The investigational antibody lambrolizumab demonstrated significant antitumor activity and good response rates as well as a tolerable toxicity profile in patients with melanoma.
Antoni Ribas, MD, PhD
The investigational antibody lambrolizumab (formerly known as MK-3475) demonstrated significant antitumor activity and good response rates as well as a tolerable toxicity profile in patients with melanoma, according to the results of an ongoing phase IB expansion study presented at the 2013 ASCO Annual Meeting.
The results of the trial were concurrently published in The New England Journal of Medicine.
“We’ve seen clinically meaningful activity in a substantial number of patients,” said Antoni Ribas, MD, PhD, director of the Tumor Immunology Program Area at UCLA’s Jonsson Comprehensive Cancer Center in Los Angeles, California, and lead author of the study. “We can start to get the sense of the response rate and the durability of that response.”
Lambrolizumab is an anti—PD-1 humanized IgG4 antibody. The agent received the FDA’s Breakthrough Therapy Designation for promising new drugs in April.
At last year’s ASCO meeting, initial results that included two patients with melanoma showed antitumor activity. The phase Ib trial presented at this year’s meeting focused on melanoma in 135 patients with advanced and unresectable melanoma, with 48 patients having been previously treated with ipilimumab. Patients received lambrolizumab in either a dosage of 10 mg/kg once every 2 or 3 weeks or 2 mg/kg once every 3 weeks. Treatment was continued until progressive disease or unacceptable toxicity.
The confirmed response rate across all dose cohorts was 38% (95% CI, 25-44), and the highest confirmed response rate was observed in patients receiving 10 mg/kg of lambrolizumab once every 2 weeks, the highest dosing cohort in this study, with a response rate of 52% (95% CI, 38-66). The response rate did not differ significantly based on whether patients had received prior ipilimumab (38%; 95% CI, 23-55) or had not received prior ipilimumab (37%; 95% CI, 26-49).
Therapy with lambrolizumab produced durable responses, and as of March 2013, 81% of patients who had a response (42 of 52) were still receiving the drug. The overall median progression-free survival among the patients enrolled in the trial was >7 months.
The researchers found that adverse events (AEs) of grade 3 or 4 occurred in 12.6% of patients in the study (n = 17). The most common AEs observed were fatigue, rash, and an increase in the aspartate aminotransferase enzyme that can indicate an increased risk of liver disease, all of which Ribas said could be managed through dose interruptions or reductions, if necessary.

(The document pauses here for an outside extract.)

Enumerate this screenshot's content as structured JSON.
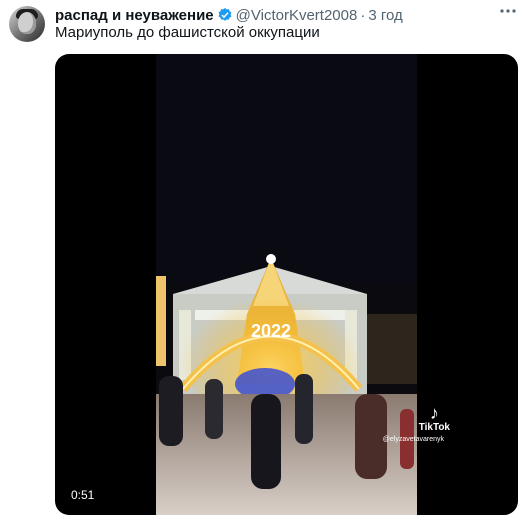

The highest incidence of grade 3/4 AEs occurred in patients who received 10 mg/kg of lambrolizumab once every 2 weeks, the highest dosing cohort in the study. However, those patients were followed up for the longest period of time at a median of 40.1 weeks and could have resulted in a higher number of reported AEs.

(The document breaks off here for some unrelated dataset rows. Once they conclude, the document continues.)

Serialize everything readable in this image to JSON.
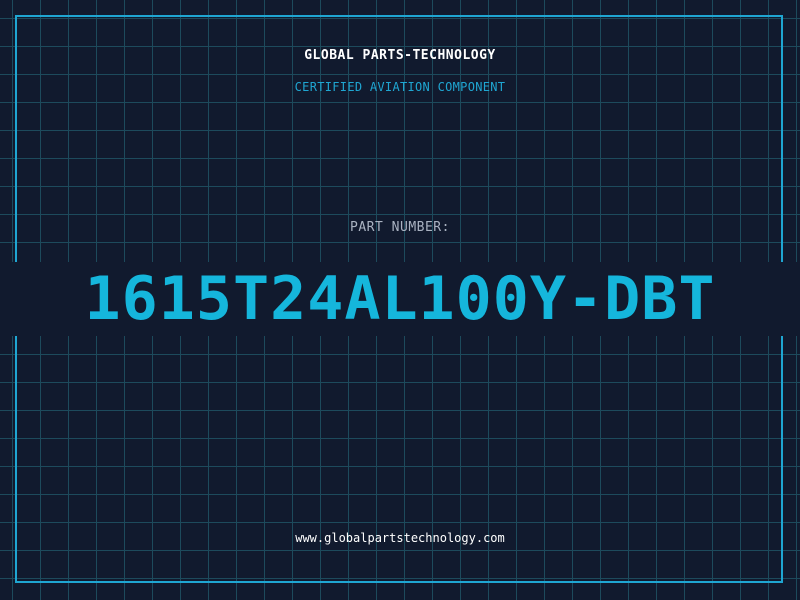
{
  "header": {
    "brand": "GLOBAL PARTS-TECHNOLOGY",
    "tagline": "CERTIFIED AVIATION COMPONENT"
  },
  "part": {
    "label": "PART NUMBER:",
    "number": "1615T24AL100Y-DBT"
  },
  "footer": {
    "url": "www.globalpartstechnology.com"
  },
  "colors": {
    "background": "#111a2e",
    "grid": "#1d4a5c",
    "accent": "#15b6dc",
    "frame": "#1fa6d2",
    "text": "#ffffff",
    "muted": "#aab3c2"
  }
}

A global phase II study of lambrolizumab is currently open for enrollment. Patients will be randomized to one of two dosing regimens or investigator’s choice of chemotherapy with the ability to cross over. Additionally, a phase III study comparing two different dosing regimens of lambrolizumab with ipilimumab in patients who have not previously received ipilimumab is planned.
Ribas A, Robert C, Daud A, et al. Clinical efficacy and safety of lambrolizumab (MK-3475, anti-PD-1 monoclonal antibody) in patients with advanced melanoma. J Clin Oncol. 2013;31 (suppl; abstr 9009).